Allegations of sexual assault are a serious matter, which may have lasting implications on service members’ personal lives and military careers.
In 2016 alone, there were 6,172 sexual assault cases reported by members of the United States military, NBC News reports. Even if the accusations are untrue, being alleged to have committed this type of sexual misconduct may affect service members’ personal and professional lives, as well as make them subject to significant penalties. Having an understanding of sexual assault cases in the military may help personnel in New Jersey and elsewhere to protect themselves and their rights.
What is sexual assault?
Under Article 120 of the Uniform Code of Military Justice, sexual assault is defined as sex acts committed against others using threats, fear, fraudulent representations, concealment or by causing bodily harm.

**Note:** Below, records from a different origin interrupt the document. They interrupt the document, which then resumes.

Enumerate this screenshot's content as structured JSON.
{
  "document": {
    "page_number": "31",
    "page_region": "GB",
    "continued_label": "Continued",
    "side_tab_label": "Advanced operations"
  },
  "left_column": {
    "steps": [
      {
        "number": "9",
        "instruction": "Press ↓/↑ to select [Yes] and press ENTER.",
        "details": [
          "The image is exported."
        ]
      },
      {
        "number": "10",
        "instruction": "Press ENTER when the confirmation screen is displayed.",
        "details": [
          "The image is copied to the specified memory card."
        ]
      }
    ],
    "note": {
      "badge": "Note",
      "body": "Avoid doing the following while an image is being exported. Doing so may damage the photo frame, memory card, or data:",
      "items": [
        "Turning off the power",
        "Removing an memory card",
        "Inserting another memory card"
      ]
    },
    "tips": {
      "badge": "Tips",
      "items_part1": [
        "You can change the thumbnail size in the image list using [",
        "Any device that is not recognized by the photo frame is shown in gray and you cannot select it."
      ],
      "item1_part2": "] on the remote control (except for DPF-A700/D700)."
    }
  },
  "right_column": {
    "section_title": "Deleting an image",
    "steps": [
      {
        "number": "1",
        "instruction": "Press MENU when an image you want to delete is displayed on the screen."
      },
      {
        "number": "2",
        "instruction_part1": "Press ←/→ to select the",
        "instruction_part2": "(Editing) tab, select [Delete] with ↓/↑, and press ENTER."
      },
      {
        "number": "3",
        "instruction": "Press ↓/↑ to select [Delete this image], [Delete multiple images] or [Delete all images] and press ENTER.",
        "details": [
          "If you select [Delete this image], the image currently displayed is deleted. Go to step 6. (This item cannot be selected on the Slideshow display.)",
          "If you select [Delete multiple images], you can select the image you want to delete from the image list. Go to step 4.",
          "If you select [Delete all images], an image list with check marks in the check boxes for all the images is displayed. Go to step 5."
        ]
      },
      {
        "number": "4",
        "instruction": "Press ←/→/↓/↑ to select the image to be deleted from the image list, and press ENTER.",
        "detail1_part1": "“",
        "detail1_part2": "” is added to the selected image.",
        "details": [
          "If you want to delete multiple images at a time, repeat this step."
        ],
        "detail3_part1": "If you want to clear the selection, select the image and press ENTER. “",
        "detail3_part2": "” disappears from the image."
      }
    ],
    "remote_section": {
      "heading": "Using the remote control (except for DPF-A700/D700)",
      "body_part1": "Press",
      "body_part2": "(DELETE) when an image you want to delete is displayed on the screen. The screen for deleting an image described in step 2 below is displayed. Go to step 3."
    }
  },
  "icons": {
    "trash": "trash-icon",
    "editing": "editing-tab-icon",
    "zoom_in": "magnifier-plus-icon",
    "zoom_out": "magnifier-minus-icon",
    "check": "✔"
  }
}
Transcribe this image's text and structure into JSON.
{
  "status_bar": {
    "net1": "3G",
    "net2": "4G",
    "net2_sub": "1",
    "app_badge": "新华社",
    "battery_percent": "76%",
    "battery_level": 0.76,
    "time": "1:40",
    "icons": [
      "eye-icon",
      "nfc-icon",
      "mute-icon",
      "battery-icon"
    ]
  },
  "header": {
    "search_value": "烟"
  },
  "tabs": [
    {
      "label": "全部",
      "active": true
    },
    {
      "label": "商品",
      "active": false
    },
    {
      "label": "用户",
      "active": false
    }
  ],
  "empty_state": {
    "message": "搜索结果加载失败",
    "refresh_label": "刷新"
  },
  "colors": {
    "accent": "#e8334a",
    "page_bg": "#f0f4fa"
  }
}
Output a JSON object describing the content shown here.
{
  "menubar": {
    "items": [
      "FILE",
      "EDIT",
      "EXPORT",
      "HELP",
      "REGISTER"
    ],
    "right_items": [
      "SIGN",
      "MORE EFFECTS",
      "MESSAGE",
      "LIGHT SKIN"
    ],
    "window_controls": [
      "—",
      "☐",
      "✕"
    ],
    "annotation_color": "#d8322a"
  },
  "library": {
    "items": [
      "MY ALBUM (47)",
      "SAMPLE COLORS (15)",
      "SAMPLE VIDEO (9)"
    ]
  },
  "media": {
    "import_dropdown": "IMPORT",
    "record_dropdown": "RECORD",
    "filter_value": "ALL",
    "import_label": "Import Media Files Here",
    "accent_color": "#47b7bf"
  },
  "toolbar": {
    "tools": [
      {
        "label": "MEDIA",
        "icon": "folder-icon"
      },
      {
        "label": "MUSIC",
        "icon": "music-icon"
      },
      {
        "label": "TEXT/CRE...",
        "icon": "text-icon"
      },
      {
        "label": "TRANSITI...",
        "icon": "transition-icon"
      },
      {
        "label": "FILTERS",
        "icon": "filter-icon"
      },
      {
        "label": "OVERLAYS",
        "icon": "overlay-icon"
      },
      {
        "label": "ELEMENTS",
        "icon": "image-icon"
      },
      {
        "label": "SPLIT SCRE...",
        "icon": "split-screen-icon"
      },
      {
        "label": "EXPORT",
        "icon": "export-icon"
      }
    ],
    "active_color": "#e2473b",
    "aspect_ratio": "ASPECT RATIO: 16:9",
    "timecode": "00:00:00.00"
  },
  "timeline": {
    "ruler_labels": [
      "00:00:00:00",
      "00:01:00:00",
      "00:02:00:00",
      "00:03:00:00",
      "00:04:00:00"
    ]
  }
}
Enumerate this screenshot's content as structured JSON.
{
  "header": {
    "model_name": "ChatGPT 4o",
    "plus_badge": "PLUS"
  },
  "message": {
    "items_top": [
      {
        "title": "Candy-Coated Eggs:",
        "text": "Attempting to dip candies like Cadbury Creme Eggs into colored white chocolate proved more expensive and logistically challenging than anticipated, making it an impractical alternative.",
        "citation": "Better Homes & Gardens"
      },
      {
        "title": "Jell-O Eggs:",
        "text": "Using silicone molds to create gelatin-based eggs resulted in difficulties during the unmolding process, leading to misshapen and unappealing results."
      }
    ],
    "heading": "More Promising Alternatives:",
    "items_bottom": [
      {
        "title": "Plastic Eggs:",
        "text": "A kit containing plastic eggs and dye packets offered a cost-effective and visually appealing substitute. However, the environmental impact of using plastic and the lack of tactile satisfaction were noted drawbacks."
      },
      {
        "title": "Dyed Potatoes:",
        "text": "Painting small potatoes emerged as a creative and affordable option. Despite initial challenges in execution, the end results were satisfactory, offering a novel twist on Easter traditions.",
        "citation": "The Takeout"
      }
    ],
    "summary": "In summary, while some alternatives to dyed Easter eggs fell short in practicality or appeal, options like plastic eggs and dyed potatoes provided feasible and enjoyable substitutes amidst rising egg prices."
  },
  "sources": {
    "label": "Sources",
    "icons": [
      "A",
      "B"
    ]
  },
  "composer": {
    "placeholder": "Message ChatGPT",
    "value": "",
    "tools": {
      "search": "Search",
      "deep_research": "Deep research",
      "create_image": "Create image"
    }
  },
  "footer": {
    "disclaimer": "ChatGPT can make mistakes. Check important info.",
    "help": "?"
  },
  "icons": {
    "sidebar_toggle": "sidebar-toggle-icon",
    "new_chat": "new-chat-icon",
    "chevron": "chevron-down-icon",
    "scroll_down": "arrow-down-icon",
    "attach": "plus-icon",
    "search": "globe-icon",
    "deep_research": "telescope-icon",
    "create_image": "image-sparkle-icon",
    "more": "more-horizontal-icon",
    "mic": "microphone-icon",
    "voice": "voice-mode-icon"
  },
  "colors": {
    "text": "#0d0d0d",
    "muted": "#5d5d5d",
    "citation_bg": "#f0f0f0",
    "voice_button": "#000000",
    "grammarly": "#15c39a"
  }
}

Further, engaging in sexual acts with people who are unconscious, asleep or otherwise unaware the encounter is happening may also be considered sexual assault. Service members may also be charged under Article 120 if they commit sex acts with people who cannot consent due to intoxication, drug impairment, disability, or mental disease or defect.
How are service members prosecuted?
Unlike civilians who are charged with sexual assault, military personnel who are alleged to have perpetrated this type of improper conduct may be subject to a general court-martial. A military court proceeding, this hearing consists of a court-martial panel of at least five other service members and a military judge. As is the case with civilian criminal trials, there is also a prosecutor, or the trial counsel, and defense counsel. During court-martial proceedings, the judge and panel may hear testimony and review evidence in order to make their determination of innocence or guilt.
What are the penalties for sexual assault?
If military personnel plead or are found guilty during a court-martial, they may be subject to administrative and criminal penalties. These may include being dismissed from the service and receiving a dishonorable discharge, being made to forfeit all or a portion of their pay, and being sentenced to confinement in a military prison for a maximum of 30 years. Service members may also be required to register as sex offenders.
Obtaining legal assistance
Sexual assault allegations may profoundly affect the lives and careers of military personnel in New Jersey and elsewhere. Due to the seriousness of such charges, those alleged to have committed this type of sexual misconduct may benefit from working with a lawyer. An attorney may help ensure their rights are upheld and aid them in building a solid defense and limiting the potential fallout from the charges against them.